The principle of conservatism requires that accountants be allowed to recognize anticipated or potential losses, but should not be allowed the same action to be taken when considering anticipated or potential gains. For example, accountants are often required to write down assets to a value lower than their previous carrying amount if an asset becomes impaired from a loss or lack of future benefits related to that asset.

The conceptual framwork of accounting suggests that information is useful if it is both relevant and reliable. For information to be reliable, it must be complete, neutral and error free. Because neutrality (free from bias) and prudence (or conservatism) are contradictory, there exists a discussion about whether or not conservatism can aid in providing reliable information (or information that is faithfully represented). According to FASB, they do not include prudence or conservatism as an aspect of faithful representation because including either would be inconsistent with neutrality.1 

None-the-less, the principle of conservatism still underlies many rules in GAAP. According to FASB Concept Statement No. 5, this is because:

     In assessing the prospect that as yet uncompleted transactions will be concluded successfully, a degree of skepticism is often warranted.A s
     a reaction to uncertainty, more stringent requirements have historically been
 imposed for recognizing revenues and gains as components of
     earnings than for recognizing expenses and
 losses. Those conservative reactions influence the guidance for applying the recognition criteria
     to components of earnings.


One example is the lower of cost or net realizable value rule for inventory. This rule states that if inventories are likely to be sold for an amount less than their carrying amount, these inventories should be written down to the amount that they are worth, not the amount that the cost to obtain. On the other hand, inventories are never written up to an amount more than their previous carrying amount.

The principle of conservatism can also be used to 'break a tie': when more than one accounting methods appear equally suited for an economic phenominon, we can justify choosing one over another based on whether or not one provides a more conservative value of revenue, gains and assets than another.  This is because "deliberately reflecting conservative estimates of assets, liabilities, income, or equity sometimes has been considered desirable to counteract the effecs of some management estimates that have been perceived as excessively optimistic".2 
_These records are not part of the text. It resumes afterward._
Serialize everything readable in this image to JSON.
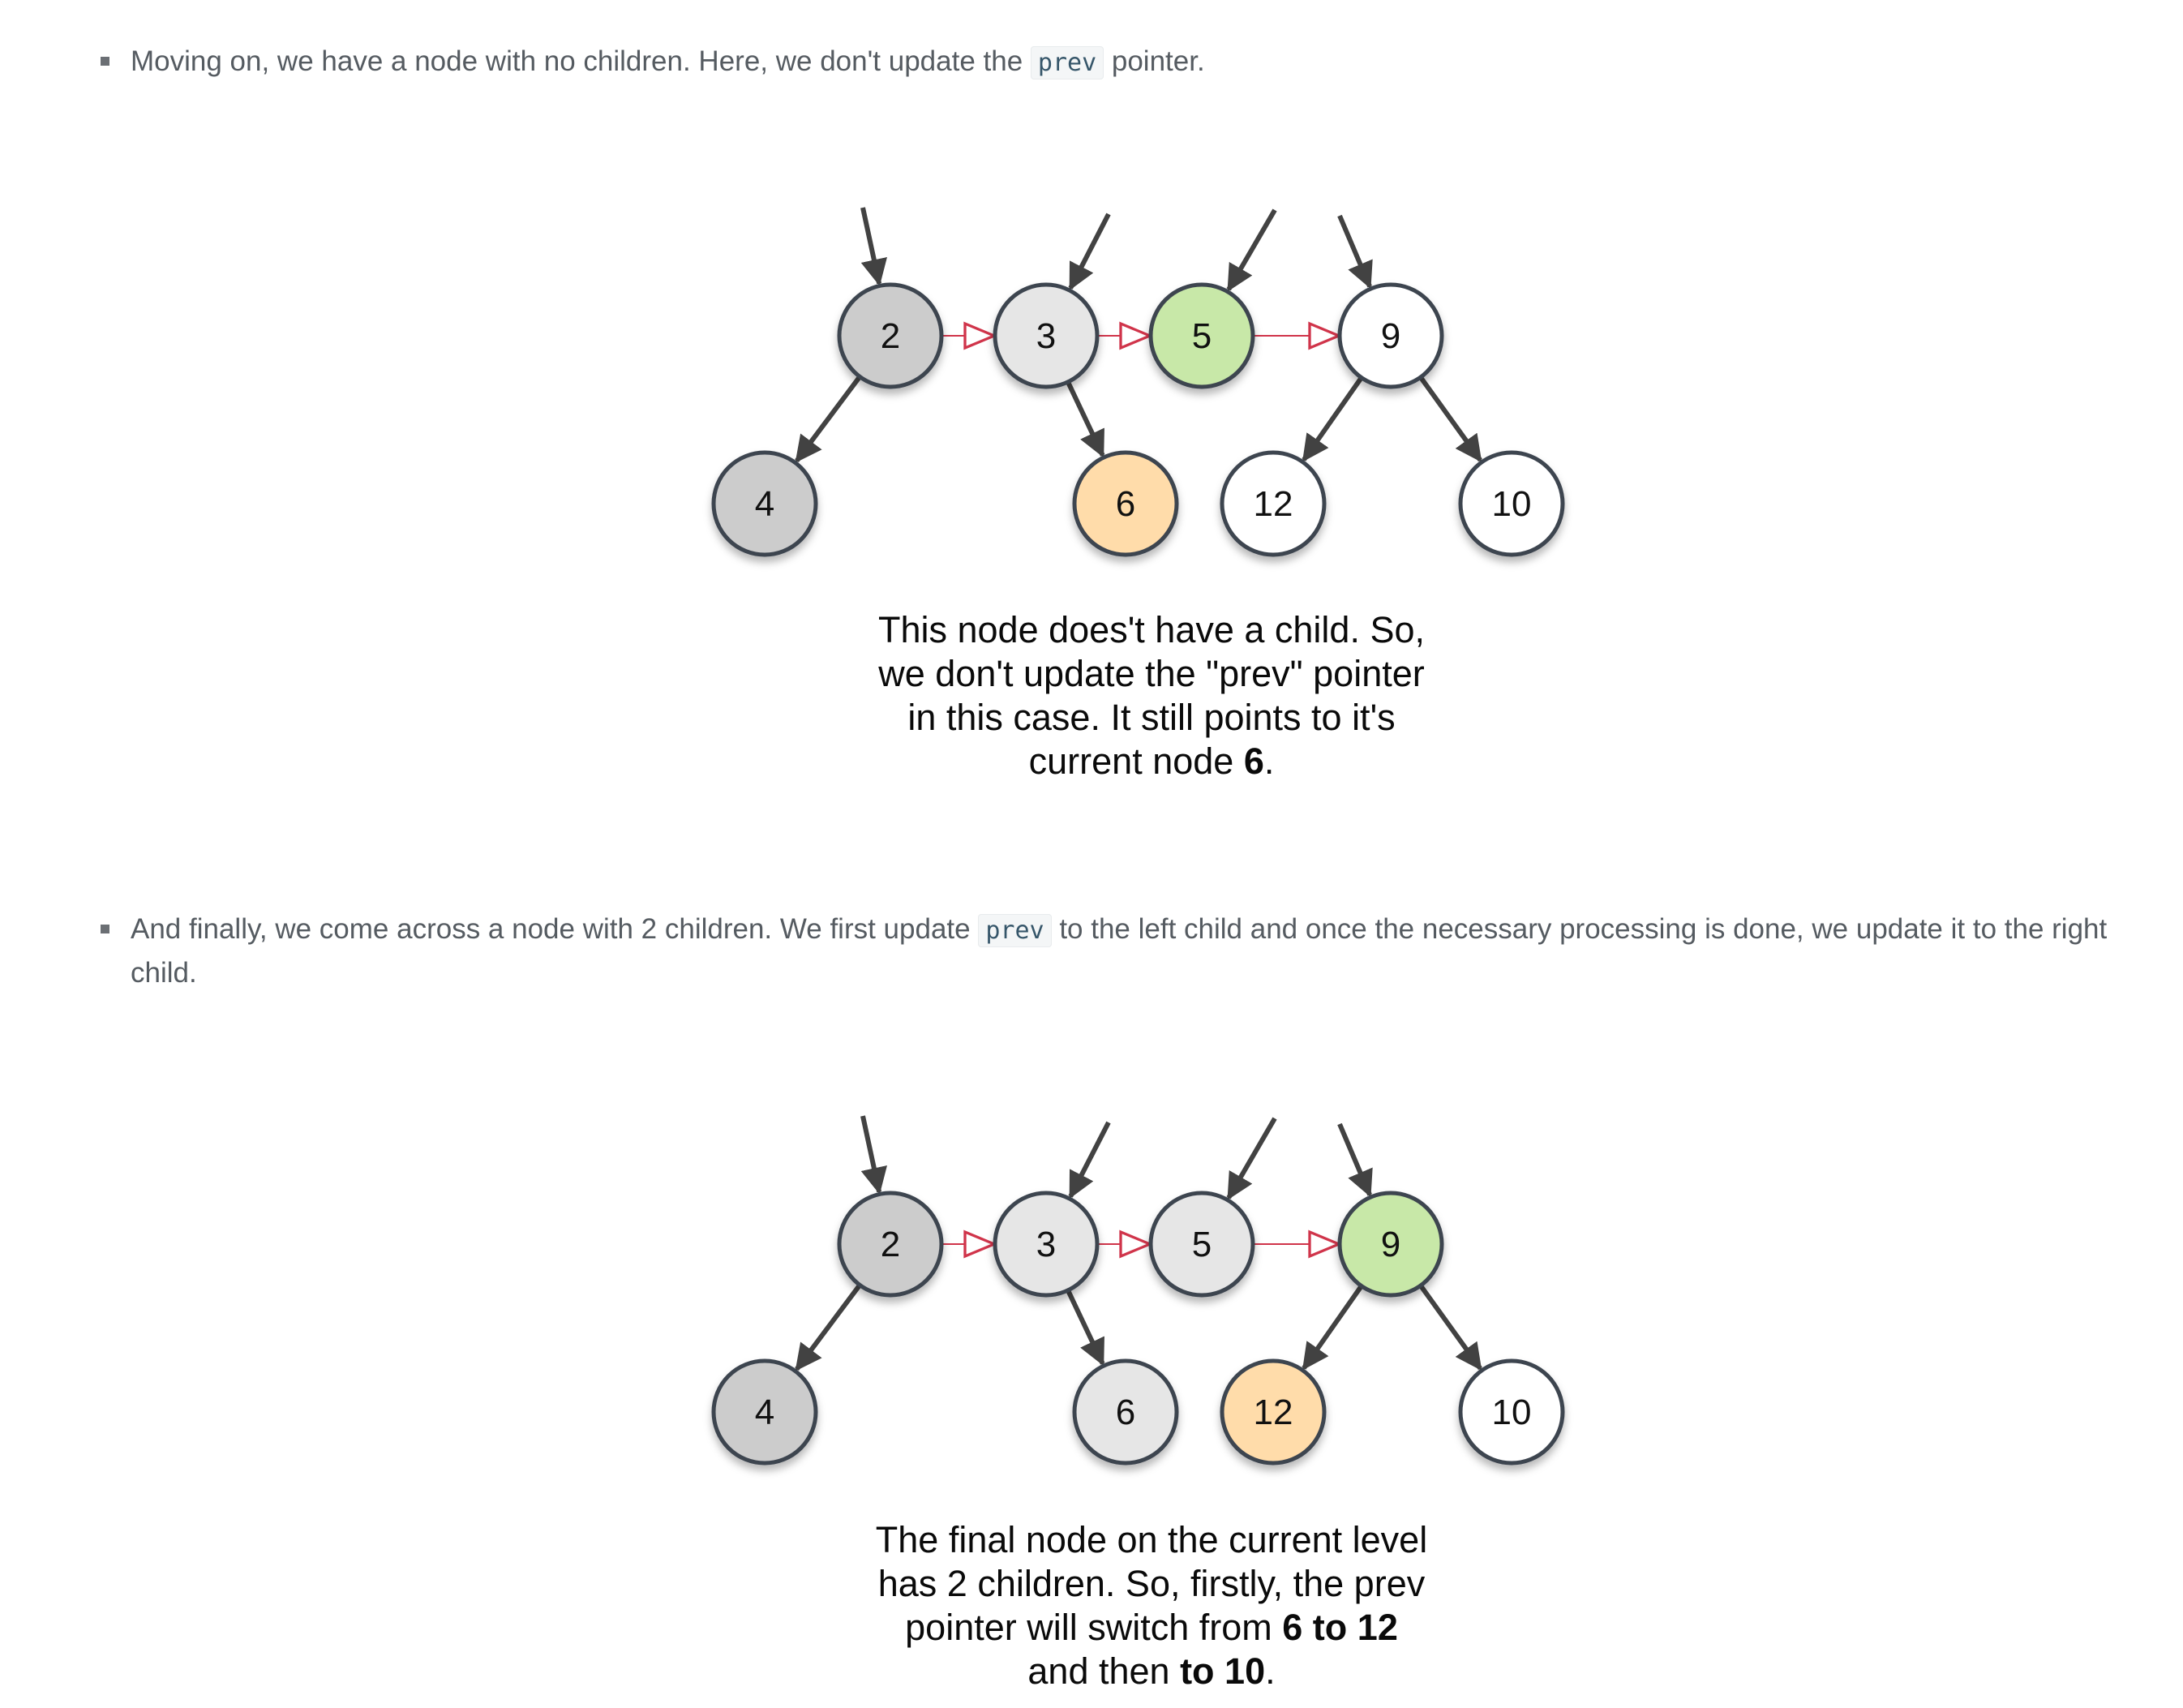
{
  "bullets": [
    {
      "before": "Moving on, we have a node with no children. Here, we don't update the ",
      "code": "prev",
      "after": " pointer."
    },
    {
      "before": "And finally, we come across a node with 2 children. We first update ",
      "code": "prev",
      "after": " to the left child and once the necessary processing is done, we update it to the right child."
    }
  ],
  "diagrams": [
    {
      "nodes": [
        {
          "id": "2",
          "label": "2",
          "fill": "#cccccc"
        },
        {
          "id": "3",
          "label": "3",
          "fill": "#e6e6e6"
        },
        {
          "id": "5",
          "label": "5",
          "fill": "#c8e8a8"
        },
        {
          "id": "9",
          "label": "9",
          "fill": "#ffffff"
        },
        {
          "id": "4",
          "label": "4",
          "fill": "#cccccc"
        },
        {
          "id": "6",
          "label": "6",
          "fill": "#ffdcaa"
        },
        {
          "id": "12",
          "label": "12",
          "fill": "#ffffff"
        },
        {
          "id": "10",
          "label": "10",
          "fill": "#ffffff"
        }
      ],
      "next_links": [
        [
          "2",
          "3"
        ],
        [
          "3",
          "5"
        ],
        [
          "5",
          "9"
        ]
      ],
      "child_edges": [
        [
          "2",
          "4"
        ],
        [
          "3",
          "6"
        ],
        [
          "9",
          "12"
        ],
        [
          "9",
          "10"
        ]
      ],
      "incoming_pointers": [
        "2",
        "3",
        "5",
        "9"
      ],
      "caption": {
        "line1": "This node does't have a child. So,",
        "line2": "we don't update the \"prev\" pointer",
        "line3": "in this case. It still points to it's",
        "line4_before": "current node ",
        "line4_bold": "6",
        "line4_after": "."
      }
    },
    {
      "nodes": [
        {
          "id": "2",
          "label": "2",
          "fill": "#cccccc"
        },
        {
          "id": "3",
          "label": "3",
          "fill": "#e6e6e6"
        },
        {
          "id": "5",
          "label": "5",
          "fill": "#e6e6e6"
        },
        {
          "id": "9",
          "label": "9",
          "fill": "#c8e8a8"
        },
        {
          "id": "4",
          "label": "4",
          "fill": "#cccccc"
        },
        {
          "id": "6",
          "label": "6",
          "fill": "#e6e6e6"
        },
        {
          "id": "12",
          "label": "12",
          "fill": "#ffdcaa"
        },
        {
          "id": "10",
          "label": "10",
          "fill": "#ffffff"
        }
      ],
      "next_links": [
        [
          "2",
          "3"
        ],
        [
          "3",
          "5"
        ],
        [
          "5",
          "9"
        ]
      ],
      "child_edges": [
        [
          "2",
          "4"
        ],
        [
          "3",
          "6"
        ],
        [
          "9",
          "12"
        ],
        [
          "9",
          "10"
        ]
      ],
      "incoming_pointers": [
        "2",
        "3",
        "5",
        "9"
      ],
      "caption": {
        "line1": "The final node on the current level",
        "line2": "has 2 children. So, firstly, the prev",
        "line3_before": "pointer will switch from ",
        "line3_bold": "6 to 12",
        "line4_before": "and then ",
        "line4_bold": "to 10",
        "line4_after": "."
      }
    }
  ],
  "colors": {
    "node_stroke": "#3d4450",
    "edge": "#424242",
    "next_link": "#d0344a",
    "caption_text": "#0a0a0a",
    "body_text": "#555b61"
  }
}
Therefore, while the principle of conservatism does not form a part of the explicit conceptual framework of accounting as laid out by FASB in September 2010 (because it is inconsistent with the principle of neutrality), in practice the principle is incorporated in a number of existing GAAP that accountants adhere to. 


Reference:

1. FASB CON8 BC3.27
2. FASB CON8 BC3.28